Denis Linehan and Caroline Crowley

talk about Ireland in the language of ruin. Filmed on the streets of Melbourne, Australia, a young Irish emigrant railed against the impact of the crash on his hometown in Tipperary: ‘there is nothing there: nothing, nothing, nothing’ (Arrivals, 2011). The impact and attempts at resolution of many of these issues were revealed during the 2011 Irish presidential election. In the debates and manifestos presented by the candidates, questions of identity loomed large. These involved pleas to community, locality, core values, roots and national pride. That Michael D

in Spacing Ireland
Securing or denying minorities’ right to the city?
Parama Roy

garden grow? Examining gender roles and relations in community gardens. Leisure Studies 24 (2): 177–​192. Peck, J. and Tickell, A. (2002):  Neoliberalizing space. In:  Brenner, N. and Theodore, N. (Eds): Spaces of Neoliberalism: Urban Restructuring in North America and Western Europe. Malden, MA, Oxford, UK and Carlton, Australia: Blackwell Publishers Ltd, 33–​57. Pudup, M. (2008):  It takes a garden:  cultivating citizen-​ subjects in organized garden projects. Geoforum 39: 1228–​1240. Purcell, M. (2002): Excavating Lefebvre: the right to the city and its urban

in Urban gardening and the struggle for social and spatial justice
Efrat Eizenberg

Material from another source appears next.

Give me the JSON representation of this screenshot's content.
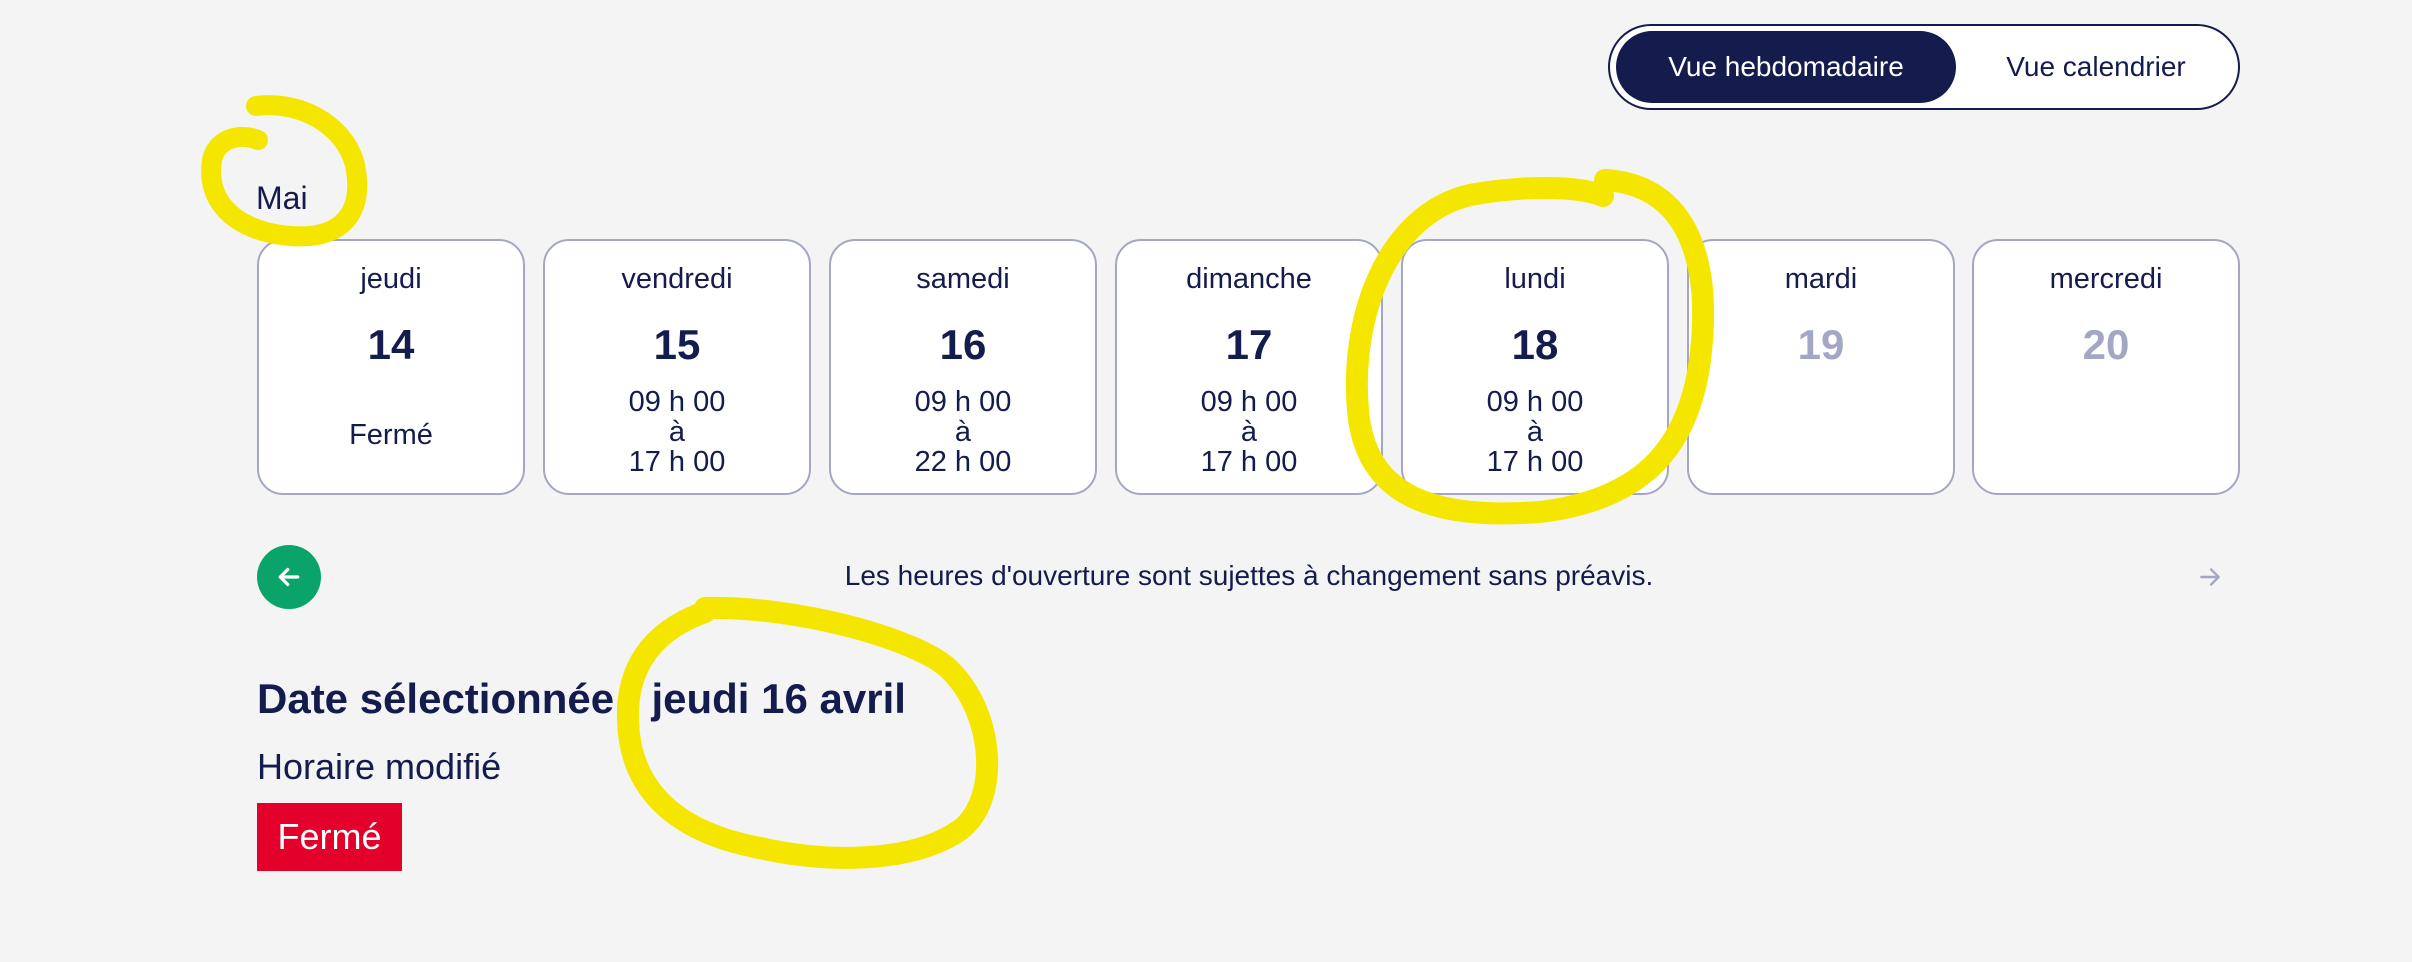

). At the same time, urban gardens around the world are being used by municipalities as a social tool to empower underprivileged populations, such as the poor and elderly in Melbourne, Australia, and Jerusalem, Israel (Agustina and Beilin, 2012; Eizenberg and Fenster, 2015), and for immigrants and minorities in many cities in North America and Europe (Shan and Walter, 2015; Twiss et al.,  2011). Roys’ research (­chapter 6) navigates between these two ways of understanding the phenomenon by revealing those that still are denied different rights by the same policies

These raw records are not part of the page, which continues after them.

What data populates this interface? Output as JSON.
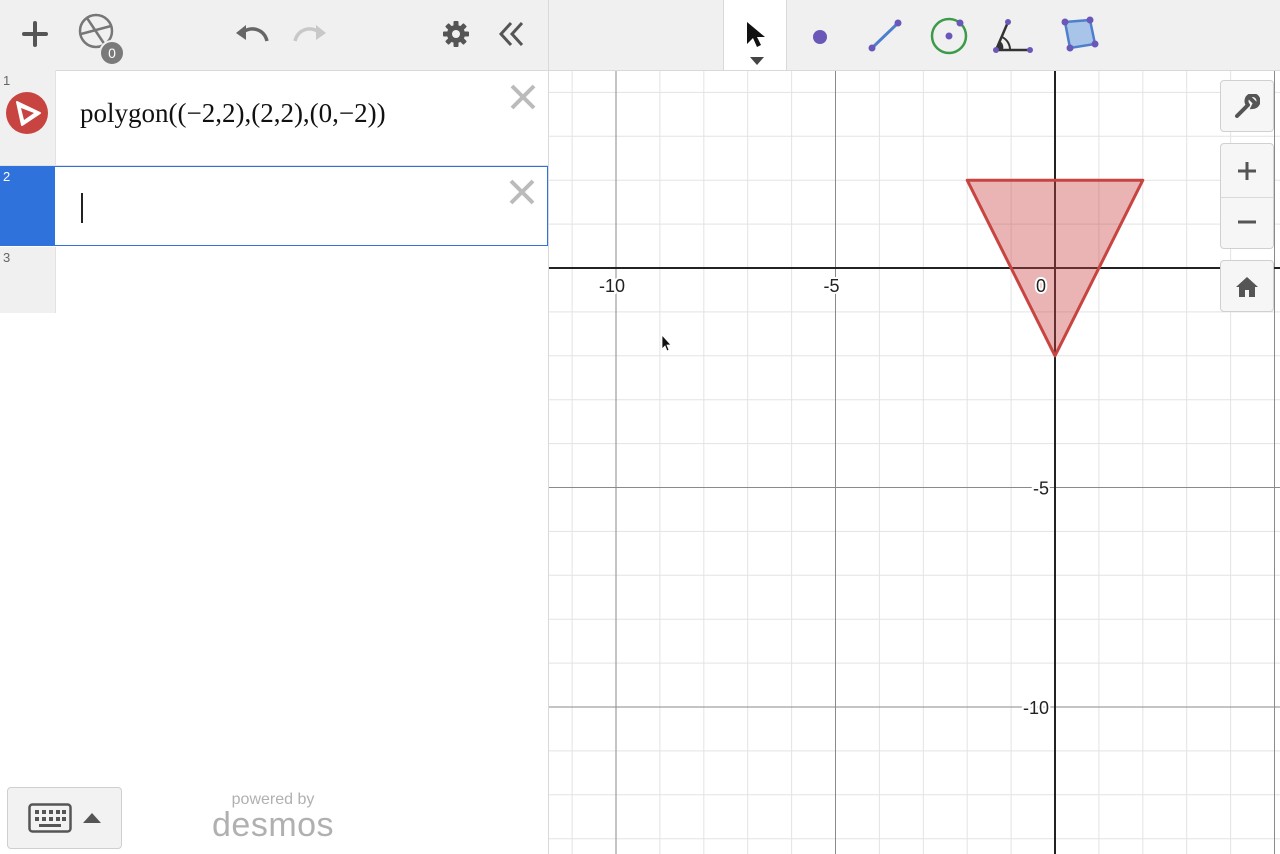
{
  "left_toolbar": {
    "add_icon": "plus-icon",
    "geometry_icon": "circle-construction-icon",
    "geometry_badge": "0",
    "undo_icon": "undo-icon",
    "redo_icon": "redo-icon",
    "settings_icon": "gear-icon",
    "collapse_icon": "double-chevron-left-icon"
  },
  "expressions": [
    {
      "number": "1",
      "latex_text": "polygon((−2,2),(2,2),(0,−2))",
      "color": "#c74440",
      "icon": "polygon-icon"
    },
    {
      "number": "2",
      "latex_text": "",
      "focused": true
    },
    {
      "number": "3",
      "latex_text": ""
    }
  ],
  "footer": {
    "powered_by": "powered by",
    "brand": "desmos",
    "keyboard_icon": "keyboard-icon"
  },
  "geo_toolbar": {
    "tools": [
      "select-tool",
      "point-tool",
      "segment-tool",
      "circle-tool",
      "angle-tool",
      "polygon-tool"
    ],
    "active": "select-tool"
  },
  "graph": {
    "x_ticks": [
      "-10",
      "-5",
      "0"
    ],
    "y_ticks": [
      "-5",
      "-10"
    ],
    "polygon_vertices": [
      [
        -2,
        2
      ],
      [
        2,
        2
      ],
      [
        0,
        -2
      ]
    ],
    "polygon_color": "#c74440"
  },
  "controls": [
    "wrench-icon",
    "zoom-in-icon",
    "zoom-out-icon",
    "home-icon"
  ]
}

in Urban gardening and the struggle for social and spatial justice
Jenny Pickerill

which the computers enabled or by the nonusage of other destructive technologies; there was the further consideration that computers did not cause significantly more environmental damage than did other technologies. Some activists argued that CMC use decreased the environmentally damaging effects of other activities, and thus had energy- and resource-saving potential. Energy is saved, for example, because ‘it’s much more energy efficient for me to email Australia than to send a parcel or go there. There’s also video conferencing’ (Charlotte Cosserat, CAT). Furthermore

in Cyberprotest
The restructuring of work in Britain
Louise Amoore

. Within this debate, the neo-liberal assumption has been that wages are most flexible and competitive where their determination is decentralised. Different national models of wage determination are commonly contrasted in policy documentation, and a competitive ‘benchmark’ established: ‘In most countries where relative wages have been flexible (the US, Canada, UK, Australia), both the relative employment and unemployment rates of the unskilled changed little during the 1980s. In comparatively inflexible Europe, on the other hand, both relative employment and unemployment

in Globalisation contested